By William P. Thompson, Freedom Newspapers
A mumps outbreak that has blazed through the Midwest may be knocking on New Mexico’s door. The New Mexico Department of Health has issued a release stating that two “possible” mumps cases have recently been discovered in New Mexico, although the release is quick to add that New Mexico typically has one or two mumps cases per year.
Chris Minnick, a public information officer with the department said officials are encouraging mumps immunizations for children.
“We particularly recommend that pre-school and school-age children get their shots updated,” Minnick said. “If mumps is left untreated, hospitalization is often necessary.”
The health department’s nurse manager for Portales, Carol Morgan, said most Portales schoolchildren received their mumps immunizations around the age of one year (with a booster at four to six years of age) and teens routinely get their mumps shots updated around the age of 14 or 15.
Still, Morgan said there are a handful of families who have neglected to get their children immunized.
“They need to get their children in here quickly,” Morgan said. “We have 50 to 100 doses on hand.”
Morgan said public health offices don’t offer mumps immunizations for adults, but adult immunizations can be obtained from private physicians. Minnick said the onset of the mumps infection starts out with cold-like symptoms and the infection can be spread by coughing and sneezing.

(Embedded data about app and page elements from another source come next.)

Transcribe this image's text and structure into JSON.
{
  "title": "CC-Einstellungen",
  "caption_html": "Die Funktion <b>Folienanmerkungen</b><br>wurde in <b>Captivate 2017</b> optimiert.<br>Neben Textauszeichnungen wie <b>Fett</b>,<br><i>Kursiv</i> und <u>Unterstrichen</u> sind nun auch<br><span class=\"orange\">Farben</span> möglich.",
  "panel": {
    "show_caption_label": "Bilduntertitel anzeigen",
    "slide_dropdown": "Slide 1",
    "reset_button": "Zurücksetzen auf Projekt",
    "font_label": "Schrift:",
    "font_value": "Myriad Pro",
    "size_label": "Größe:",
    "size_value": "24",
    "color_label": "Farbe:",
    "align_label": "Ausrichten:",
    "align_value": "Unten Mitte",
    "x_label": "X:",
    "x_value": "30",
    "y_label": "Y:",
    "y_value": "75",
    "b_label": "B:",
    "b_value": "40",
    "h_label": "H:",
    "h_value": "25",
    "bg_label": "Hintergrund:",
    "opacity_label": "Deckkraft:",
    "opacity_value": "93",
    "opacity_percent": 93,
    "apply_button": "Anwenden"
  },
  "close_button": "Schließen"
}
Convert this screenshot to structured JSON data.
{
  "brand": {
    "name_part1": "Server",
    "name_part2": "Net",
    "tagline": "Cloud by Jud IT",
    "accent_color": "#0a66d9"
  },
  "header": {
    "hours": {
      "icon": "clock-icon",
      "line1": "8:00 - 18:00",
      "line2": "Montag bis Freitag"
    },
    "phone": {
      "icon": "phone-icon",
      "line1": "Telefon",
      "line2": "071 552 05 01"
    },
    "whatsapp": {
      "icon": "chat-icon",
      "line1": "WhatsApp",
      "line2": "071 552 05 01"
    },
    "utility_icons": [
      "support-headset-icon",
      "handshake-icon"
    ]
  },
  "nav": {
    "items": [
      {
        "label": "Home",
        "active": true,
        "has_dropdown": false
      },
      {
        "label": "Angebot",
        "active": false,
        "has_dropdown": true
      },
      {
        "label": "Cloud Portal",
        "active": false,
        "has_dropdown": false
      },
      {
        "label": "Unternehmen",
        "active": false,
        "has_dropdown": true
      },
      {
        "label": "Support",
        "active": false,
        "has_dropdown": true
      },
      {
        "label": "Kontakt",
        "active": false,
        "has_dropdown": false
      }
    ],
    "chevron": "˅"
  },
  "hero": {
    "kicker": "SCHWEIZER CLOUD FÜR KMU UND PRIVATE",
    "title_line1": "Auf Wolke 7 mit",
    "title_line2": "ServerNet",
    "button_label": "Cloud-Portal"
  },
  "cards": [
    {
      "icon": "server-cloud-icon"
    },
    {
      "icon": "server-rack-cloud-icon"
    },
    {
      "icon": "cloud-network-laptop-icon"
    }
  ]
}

“It (mumps) can start with headaches, earaches, muscle aches and fever. Then it furthers with swelling in the lower-jaw area,” he said.
Morgan said mumps can cause hearing loss or even deafness in some cases. The Centers for Disease Control (CDC) states that some adults should get the immunization.
“Generally, anyone 18 years of age or older, who was born after 1956, should get at least one dose of the vaccine, unless they can show that they have had either the vaccine or the disease,” the Web site states.
Minnick said there are no plans to shift the state health department into high gear at this time, but he said contingency preparedness plans are in place should a major outbreak hit New Mexico.
There have been more than 1,500 confirmed and suspected mumps infections in the Midwest since December 2005, according to the release.